Orenes and ^{Johnson-Laird’s (2012)}
arguments.

In this way, what is truly interesting here of ^{López-Astorga’s (2015)} proposal is that, as it can be noticed, while it
can be an alternative explanation to that of Orenes and ^{Johnson-Laird (2012)}, it is also clear that the former depends
to certain extent on the latter. Indeed, as López-Astorga explicitly indicates
(^{López-Astorga, 2015: 148}), to recover
the real logical form of the conclusion in the modulated inference is absolutely
necessary to take into account the possibilities assigned to it by ^{Orenes and Johnson-Laird (2012)}, and to assume,
as MMT does, that modulation can remove some of these possibilities. And this means
that, ultimately, it is necessary to accept that the possibilities of disjunction
are usually [1], [2], and [3], and that, in the modulated inferences, [2] is
not.

So, in short, it appears that we can speak about an important strength of MMT.
Although an approach such as that of ^{López-Astorga
(2015)} is assumed and it is thought that, in the modulated versions of
the inference, p ∨ q is not the real logical form of the conclusion, the methodology
of MMT must be assumed too. And this is so because the possibilities of the
disjunctive sentences have to be considered to detect the true logical forms (as
said, ^{López-Astorga, 2015}, already comments
on this fact).

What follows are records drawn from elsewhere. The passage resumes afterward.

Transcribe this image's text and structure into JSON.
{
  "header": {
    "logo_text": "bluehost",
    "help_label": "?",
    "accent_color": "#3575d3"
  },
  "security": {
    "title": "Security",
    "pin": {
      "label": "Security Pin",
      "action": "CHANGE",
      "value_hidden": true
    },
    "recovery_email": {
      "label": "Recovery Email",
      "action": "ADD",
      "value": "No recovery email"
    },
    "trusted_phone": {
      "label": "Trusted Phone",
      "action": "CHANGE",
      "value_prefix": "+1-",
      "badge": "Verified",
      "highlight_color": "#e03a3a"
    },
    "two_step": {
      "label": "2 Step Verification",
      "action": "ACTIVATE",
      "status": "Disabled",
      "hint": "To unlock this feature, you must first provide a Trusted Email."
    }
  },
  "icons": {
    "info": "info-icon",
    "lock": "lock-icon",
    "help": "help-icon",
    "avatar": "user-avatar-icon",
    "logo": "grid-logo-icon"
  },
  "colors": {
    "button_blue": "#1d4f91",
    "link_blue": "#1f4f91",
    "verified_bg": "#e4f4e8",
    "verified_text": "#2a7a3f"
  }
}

Furthermore, although the criticism raised by ^{López-Astorga (2016)} is correct and MMT needs to clarify the factors
that cause only the Mental Models to be identified in some cases and the Fully
Explicit Models in entirety to be detected in other instances, there is no doubt
that the distinction between these two kinds of models can be fruitful. In fact, as
shown by the literature on cognition, the distinction is very useful to account for
many intellectual phenomena. Hence, if MMT actually has problems in this way, it can
be expected that its proponents will work on a clear description of the exact
mechanisms that lead to one or other of these types of models in next studies.